■ **Problem statement**: Your task is to extract the lines from the one holding "What's the underlying" through the end of the material. Set them down exactly and add nothing.

■ **Records for this exercise**:

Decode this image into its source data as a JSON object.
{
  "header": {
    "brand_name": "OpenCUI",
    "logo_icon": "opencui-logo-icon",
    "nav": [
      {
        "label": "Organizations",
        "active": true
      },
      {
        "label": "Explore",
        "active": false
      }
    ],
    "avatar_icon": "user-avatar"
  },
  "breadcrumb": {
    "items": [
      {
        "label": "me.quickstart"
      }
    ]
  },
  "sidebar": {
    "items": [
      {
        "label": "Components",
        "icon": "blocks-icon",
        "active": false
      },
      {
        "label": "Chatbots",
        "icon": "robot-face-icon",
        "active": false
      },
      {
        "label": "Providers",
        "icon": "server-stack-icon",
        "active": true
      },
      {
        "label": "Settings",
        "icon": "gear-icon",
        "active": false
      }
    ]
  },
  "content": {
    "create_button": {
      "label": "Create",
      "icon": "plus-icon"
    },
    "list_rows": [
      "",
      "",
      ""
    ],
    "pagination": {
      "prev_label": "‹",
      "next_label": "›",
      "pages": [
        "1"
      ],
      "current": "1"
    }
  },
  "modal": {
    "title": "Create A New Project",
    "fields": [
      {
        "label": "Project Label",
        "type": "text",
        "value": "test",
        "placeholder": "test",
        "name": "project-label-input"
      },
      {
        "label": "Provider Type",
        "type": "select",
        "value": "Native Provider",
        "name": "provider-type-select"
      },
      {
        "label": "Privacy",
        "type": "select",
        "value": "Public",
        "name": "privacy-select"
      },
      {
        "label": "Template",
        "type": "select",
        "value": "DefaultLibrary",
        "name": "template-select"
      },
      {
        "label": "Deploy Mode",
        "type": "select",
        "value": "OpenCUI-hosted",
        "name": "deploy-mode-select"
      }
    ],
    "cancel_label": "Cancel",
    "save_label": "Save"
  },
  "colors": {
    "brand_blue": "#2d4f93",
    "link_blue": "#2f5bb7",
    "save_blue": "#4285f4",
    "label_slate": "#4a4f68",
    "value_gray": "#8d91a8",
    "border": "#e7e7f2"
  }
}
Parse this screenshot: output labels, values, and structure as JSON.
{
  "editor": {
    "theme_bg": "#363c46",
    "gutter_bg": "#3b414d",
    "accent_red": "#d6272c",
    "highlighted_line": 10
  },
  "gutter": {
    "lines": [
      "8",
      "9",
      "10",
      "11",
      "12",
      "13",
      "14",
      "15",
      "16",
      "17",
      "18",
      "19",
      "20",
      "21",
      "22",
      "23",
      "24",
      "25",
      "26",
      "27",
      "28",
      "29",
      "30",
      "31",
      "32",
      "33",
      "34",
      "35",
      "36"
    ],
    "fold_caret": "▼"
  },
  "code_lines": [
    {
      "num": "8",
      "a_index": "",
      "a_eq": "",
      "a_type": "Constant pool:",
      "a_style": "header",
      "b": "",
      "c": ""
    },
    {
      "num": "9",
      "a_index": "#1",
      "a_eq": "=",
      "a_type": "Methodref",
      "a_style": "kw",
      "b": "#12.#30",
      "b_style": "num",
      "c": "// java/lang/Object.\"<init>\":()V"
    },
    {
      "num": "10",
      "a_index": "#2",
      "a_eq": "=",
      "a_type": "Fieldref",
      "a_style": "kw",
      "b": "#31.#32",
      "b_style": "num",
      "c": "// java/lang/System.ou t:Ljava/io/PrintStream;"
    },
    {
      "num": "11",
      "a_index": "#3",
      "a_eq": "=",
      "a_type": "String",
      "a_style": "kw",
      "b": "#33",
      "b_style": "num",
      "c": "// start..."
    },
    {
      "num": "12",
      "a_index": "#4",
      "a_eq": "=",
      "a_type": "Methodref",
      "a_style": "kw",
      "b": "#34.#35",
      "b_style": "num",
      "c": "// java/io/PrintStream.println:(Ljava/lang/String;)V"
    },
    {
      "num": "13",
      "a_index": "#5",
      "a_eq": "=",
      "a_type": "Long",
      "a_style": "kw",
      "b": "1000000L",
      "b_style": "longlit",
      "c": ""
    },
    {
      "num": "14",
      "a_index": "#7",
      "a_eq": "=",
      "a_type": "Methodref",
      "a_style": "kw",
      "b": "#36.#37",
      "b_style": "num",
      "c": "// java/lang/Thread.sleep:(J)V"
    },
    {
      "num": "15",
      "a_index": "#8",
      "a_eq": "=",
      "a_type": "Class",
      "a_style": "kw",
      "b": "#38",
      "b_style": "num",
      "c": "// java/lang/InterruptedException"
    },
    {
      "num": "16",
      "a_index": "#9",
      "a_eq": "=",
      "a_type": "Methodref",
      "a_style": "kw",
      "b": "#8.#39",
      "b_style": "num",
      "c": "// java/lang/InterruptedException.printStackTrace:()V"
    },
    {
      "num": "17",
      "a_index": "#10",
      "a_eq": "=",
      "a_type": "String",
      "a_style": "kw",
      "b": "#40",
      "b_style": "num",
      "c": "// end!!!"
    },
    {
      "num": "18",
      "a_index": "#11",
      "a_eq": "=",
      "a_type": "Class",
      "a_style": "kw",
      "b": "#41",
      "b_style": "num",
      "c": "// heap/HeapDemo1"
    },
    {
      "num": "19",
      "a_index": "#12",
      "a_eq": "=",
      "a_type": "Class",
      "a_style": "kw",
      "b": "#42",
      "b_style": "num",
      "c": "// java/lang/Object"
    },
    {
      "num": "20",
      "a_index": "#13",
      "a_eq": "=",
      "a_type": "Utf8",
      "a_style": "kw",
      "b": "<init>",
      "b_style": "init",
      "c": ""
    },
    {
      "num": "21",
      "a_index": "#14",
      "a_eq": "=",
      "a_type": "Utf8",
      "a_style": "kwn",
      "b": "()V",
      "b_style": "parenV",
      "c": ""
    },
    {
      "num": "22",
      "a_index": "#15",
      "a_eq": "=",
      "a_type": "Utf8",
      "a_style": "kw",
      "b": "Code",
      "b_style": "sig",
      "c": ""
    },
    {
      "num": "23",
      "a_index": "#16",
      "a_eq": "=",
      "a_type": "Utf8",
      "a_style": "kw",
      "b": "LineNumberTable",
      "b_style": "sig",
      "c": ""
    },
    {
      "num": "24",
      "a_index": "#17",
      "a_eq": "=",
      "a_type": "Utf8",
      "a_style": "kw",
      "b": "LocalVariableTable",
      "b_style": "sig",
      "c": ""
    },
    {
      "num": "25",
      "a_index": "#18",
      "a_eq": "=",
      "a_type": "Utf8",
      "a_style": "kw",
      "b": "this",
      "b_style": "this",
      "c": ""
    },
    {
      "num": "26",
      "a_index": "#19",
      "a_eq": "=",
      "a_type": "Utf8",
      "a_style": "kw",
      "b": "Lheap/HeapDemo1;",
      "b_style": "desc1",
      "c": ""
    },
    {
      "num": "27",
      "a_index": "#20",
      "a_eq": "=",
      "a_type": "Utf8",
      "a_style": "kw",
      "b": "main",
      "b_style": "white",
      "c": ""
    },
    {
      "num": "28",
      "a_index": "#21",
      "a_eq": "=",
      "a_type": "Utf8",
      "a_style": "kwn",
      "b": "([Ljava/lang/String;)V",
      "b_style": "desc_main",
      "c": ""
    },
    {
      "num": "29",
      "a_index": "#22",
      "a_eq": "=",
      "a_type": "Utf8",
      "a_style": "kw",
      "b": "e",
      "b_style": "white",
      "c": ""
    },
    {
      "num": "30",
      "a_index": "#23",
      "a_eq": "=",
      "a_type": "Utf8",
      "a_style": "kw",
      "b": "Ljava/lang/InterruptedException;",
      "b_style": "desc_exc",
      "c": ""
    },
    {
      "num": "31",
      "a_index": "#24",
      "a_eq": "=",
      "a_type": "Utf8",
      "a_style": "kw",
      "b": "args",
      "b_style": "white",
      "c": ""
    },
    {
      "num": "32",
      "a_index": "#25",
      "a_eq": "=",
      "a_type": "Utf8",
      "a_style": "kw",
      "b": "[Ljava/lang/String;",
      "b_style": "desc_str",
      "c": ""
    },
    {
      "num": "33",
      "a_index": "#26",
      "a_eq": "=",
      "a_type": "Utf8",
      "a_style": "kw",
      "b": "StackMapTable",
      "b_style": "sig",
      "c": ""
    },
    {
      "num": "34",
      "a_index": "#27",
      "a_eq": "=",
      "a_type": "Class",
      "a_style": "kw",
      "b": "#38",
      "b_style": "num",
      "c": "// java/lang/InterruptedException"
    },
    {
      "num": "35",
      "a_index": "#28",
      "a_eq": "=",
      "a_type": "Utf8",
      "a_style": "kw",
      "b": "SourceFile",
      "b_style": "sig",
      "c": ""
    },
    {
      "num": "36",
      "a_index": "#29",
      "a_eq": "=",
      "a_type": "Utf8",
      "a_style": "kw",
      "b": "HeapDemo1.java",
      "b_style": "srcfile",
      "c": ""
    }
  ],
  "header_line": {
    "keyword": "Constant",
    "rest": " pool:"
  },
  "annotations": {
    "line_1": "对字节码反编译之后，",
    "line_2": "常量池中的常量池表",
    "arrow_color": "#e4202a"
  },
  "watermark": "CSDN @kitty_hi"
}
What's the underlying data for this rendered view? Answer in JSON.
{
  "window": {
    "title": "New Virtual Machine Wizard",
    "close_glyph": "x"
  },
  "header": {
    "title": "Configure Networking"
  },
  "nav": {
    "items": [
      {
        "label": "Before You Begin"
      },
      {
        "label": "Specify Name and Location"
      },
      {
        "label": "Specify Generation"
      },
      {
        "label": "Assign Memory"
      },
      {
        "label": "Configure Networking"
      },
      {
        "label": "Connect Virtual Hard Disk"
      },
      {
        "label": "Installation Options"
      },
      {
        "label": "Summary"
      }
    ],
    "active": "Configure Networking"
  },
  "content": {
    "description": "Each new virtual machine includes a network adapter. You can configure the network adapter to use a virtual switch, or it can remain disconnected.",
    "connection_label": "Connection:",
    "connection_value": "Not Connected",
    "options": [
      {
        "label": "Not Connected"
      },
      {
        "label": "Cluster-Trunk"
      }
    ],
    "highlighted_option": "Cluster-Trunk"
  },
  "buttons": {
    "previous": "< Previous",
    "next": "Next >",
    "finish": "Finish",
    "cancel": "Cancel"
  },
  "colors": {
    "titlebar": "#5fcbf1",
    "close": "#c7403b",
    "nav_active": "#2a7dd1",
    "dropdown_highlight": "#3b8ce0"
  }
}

■ **Response**:
What's the underlying data for this rendered view? Answer in JSON.
{
  "window": {
    "title": "New Virtual Machine Wizard",
    "close_glyph": "x"
  },
  "header": {
    "title": "Configure Networking"
  },
  "nav": {
    "items": [
      {
        "label": "Before You Begin"
      },
      {
        "label": "Specify Name and Location"
      },
      {
        "label": "Specify Generation"
      },
      {
        "label": "Assign Memory"
      },
      {
        "label": "Configure Networking"
      },
      {
        "label": "Connect Virtual Hard Disk"
      },
      {
        "label": "Installation Options"
      },
      {
        "label": "Summary"
      }
    ],
    "active": "Configure Networking"
  },
  "content": {
    "description": "Each new virtual machine includes a network adapter. You can configure the network adapter to use a virtual switch, or it can remain disconnected.",
    "connection_label": "Connection:",
    "connection_value": "Not Connected",
    "options": [
      {
        "label": "Not Connected"
      },
      {
        "label": "Cluster-Trunk"
      }
    ],
    "highlighted_option": "Cluster-Trunk"
  },
  "buttons": {
    "previous": "< Previous",
    "next": "Next >",
    "finish": "Finish",
    "cancel": "Cancel"
  },
  "colors": {
    "titlebar": "#5fcbf1",
    "close": "#c7403b",
    "nav_active": "#2a7dd1",
    "dropdown_highlight": "#3b8ce0"
  }
}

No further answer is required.